Improving Your Physical Performance in 3 Steps: #1 The Overload Principle
- 4 Oct ‘23
- Editorial OpenUp Medical
When it comes to exercise, the overload principle stands as one of the most crucial concepts to grasp. The overload principle suggests that to witness enhancements in physical fitness, an individual must consistently amplify the demands placed upon the body during exercise.
This objective can be attained through diverse approaches, such as intensifying the workout’s duration or intensity, incorporating weight or resistance, or heightening the frequency of exercise sessions.
What’s the overload principle about?
The overload principle is grounded in the body’s capacity to adapt to stress. When we engage in exercise, we subject our muscles, bones, and cardiovascular system to stress.
In response, our bodies adapt by reinforcing and becoming more efficient, thus enabling us to cope with higher degrees of stress in the future.
However, if we fail to consistently increase the stress imposed on the body, our progress in physical fitness will plateau.
What research says
Research consistently endorses the incorporation of the overload principle into exercise regimens. A 2016 meta-analysis conducted by Rhea et al. revealed that resistance training programs integrating progressive overload yielded significantly greater enhancements in muscle strength and size compared to non-progressive overload programs.
Similarly, a 2018 meta-analysis conducted by Krieger et al. concluded that augmenting the volume (sets and repetitions) and intensity (load) of resistance training led to more substantial improvements in muscle strength and size.
Nonetheless, the overload principle extends beyond resistance training. A 2017 meta-analysis by Grgic et al. demonstrated that augmenting running volume (distance and frequency) resulted in greater improvements in endurance performance, such as running speed and time to exhaustion.
Similarly, a 2019 meta-analysis by Schoenfeld et al. established that elevating the volume and intensity of aerobic exercise led to more pronounced enhancements in cardiovascular fitness.
Gradual and progressive application
It’s imperative to note that the overload principle should be implemented gradually and progressively. Subjecting the body to excessive stress too rapidly may precipitate injuries or burnout.
The American College of Sports Medicine advises against augmenting intensity or duration by more than 10% per week. This approach permits the body to acclimate to the stress gradually while still promoting advancement.

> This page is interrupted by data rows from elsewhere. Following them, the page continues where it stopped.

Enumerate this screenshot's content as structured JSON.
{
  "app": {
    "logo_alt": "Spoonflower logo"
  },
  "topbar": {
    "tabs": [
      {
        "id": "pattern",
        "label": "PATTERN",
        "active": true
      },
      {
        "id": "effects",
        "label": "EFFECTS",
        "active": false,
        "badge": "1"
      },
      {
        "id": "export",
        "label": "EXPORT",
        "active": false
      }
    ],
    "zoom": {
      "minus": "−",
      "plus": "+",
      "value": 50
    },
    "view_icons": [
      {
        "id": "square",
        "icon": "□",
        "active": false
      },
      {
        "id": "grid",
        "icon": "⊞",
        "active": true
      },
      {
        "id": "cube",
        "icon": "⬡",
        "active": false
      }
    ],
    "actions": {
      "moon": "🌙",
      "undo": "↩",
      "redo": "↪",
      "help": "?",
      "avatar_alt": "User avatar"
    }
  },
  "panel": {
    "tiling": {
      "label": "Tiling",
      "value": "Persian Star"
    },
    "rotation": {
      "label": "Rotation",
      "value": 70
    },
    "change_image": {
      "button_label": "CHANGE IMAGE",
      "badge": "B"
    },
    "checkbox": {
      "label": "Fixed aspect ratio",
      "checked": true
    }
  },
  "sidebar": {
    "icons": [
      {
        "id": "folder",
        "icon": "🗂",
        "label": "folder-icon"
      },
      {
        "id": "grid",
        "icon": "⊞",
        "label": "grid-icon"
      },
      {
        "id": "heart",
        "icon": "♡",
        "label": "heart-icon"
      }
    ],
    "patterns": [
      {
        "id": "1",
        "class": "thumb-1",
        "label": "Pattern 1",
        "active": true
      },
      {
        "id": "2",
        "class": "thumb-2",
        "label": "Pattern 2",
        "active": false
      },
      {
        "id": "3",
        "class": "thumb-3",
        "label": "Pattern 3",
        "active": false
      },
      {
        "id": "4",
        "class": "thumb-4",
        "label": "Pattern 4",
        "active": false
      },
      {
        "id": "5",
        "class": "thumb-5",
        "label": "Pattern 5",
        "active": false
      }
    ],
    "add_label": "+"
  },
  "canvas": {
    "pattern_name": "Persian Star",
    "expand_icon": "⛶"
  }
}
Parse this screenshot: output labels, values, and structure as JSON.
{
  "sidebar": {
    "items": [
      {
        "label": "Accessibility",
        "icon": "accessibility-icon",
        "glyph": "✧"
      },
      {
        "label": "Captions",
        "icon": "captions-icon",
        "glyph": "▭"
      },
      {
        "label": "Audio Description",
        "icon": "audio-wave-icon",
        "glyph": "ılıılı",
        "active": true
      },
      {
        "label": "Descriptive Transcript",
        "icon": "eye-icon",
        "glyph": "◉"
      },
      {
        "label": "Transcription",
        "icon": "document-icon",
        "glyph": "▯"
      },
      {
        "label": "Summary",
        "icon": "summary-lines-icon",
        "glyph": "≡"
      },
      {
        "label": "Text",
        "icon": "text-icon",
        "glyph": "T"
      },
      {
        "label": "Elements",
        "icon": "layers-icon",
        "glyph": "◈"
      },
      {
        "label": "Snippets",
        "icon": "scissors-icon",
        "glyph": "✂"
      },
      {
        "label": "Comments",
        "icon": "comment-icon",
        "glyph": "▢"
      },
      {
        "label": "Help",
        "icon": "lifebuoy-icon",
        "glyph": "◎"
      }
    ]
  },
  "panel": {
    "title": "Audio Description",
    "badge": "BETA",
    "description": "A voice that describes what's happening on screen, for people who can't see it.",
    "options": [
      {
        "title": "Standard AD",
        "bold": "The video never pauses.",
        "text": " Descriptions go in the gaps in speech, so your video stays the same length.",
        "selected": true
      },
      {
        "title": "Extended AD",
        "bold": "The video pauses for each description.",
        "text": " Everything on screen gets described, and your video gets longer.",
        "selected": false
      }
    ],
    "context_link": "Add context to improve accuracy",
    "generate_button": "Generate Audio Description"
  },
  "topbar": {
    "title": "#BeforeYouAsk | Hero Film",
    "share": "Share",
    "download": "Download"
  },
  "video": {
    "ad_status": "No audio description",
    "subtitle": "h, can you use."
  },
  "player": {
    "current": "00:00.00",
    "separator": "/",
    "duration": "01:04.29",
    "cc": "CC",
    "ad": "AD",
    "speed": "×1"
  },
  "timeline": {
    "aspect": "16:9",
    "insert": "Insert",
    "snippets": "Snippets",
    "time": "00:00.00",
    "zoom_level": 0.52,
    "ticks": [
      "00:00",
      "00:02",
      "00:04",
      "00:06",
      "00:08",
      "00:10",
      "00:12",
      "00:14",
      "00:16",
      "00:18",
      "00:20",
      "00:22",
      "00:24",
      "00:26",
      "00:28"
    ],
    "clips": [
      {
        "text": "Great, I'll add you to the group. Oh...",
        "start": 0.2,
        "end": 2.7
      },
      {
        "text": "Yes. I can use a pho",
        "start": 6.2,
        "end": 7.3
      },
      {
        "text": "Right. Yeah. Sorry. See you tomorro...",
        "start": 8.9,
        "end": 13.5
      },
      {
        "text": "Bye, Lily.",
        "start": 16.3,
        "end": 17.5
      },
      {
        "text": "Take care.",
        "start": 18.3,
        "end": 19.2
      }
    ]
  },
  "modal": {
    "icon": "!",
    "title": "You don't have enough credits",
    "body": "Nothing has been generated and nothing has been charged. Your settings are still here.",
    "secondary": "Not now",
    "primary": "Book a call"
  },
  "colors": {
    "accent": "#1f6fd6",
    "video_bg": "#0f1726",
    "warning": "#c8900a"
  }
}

Another significant consideration when integrating the overload principle is the notion of periodisation. Periodisation entails segmenting a training programme into distinct phases, each with specific objectives and varying stress levels.
For instance, an athlete might devote several weeks to fortifying strength, succeeded by several weeks of high-volume training to bolster endurance. This method fosters a more structured application of the overload principle and can mitigate burnout or overtraining.
These findings underscore the importance of progressively elevating the stress during exercise to yield advancements in physical fitness. However, it’s vital to recognise that the optimal level of stress is subject to individual factors, such as age, gender, and fitness level. This is where the principle of individualisation becomes relevant.
Individualisation involves tailoring exercise programmes to cater to an individual’s distinct needs and objectives. This may encompass considerations such as existing fitness level, history of injuries, and personal preferences.
By factoring in these individual elements, exercise regimens can be tailored to maximise the benefits of the overload principle while minimising the risk of injury or burnout.
Maximising the benefits of your workouts
The overload principle constitutes a pivotal concept in exercise, consistently substantiated by research. Through a gradual and progressive augmentation of stress during exercise, individuals can achieve more substantial enhancements in physical fitness.
However, it is crucial to apply the overload principle progressively and systematically in an individualised manner. Additionally, incorporating periodisation is vital to avert injuries or burnout.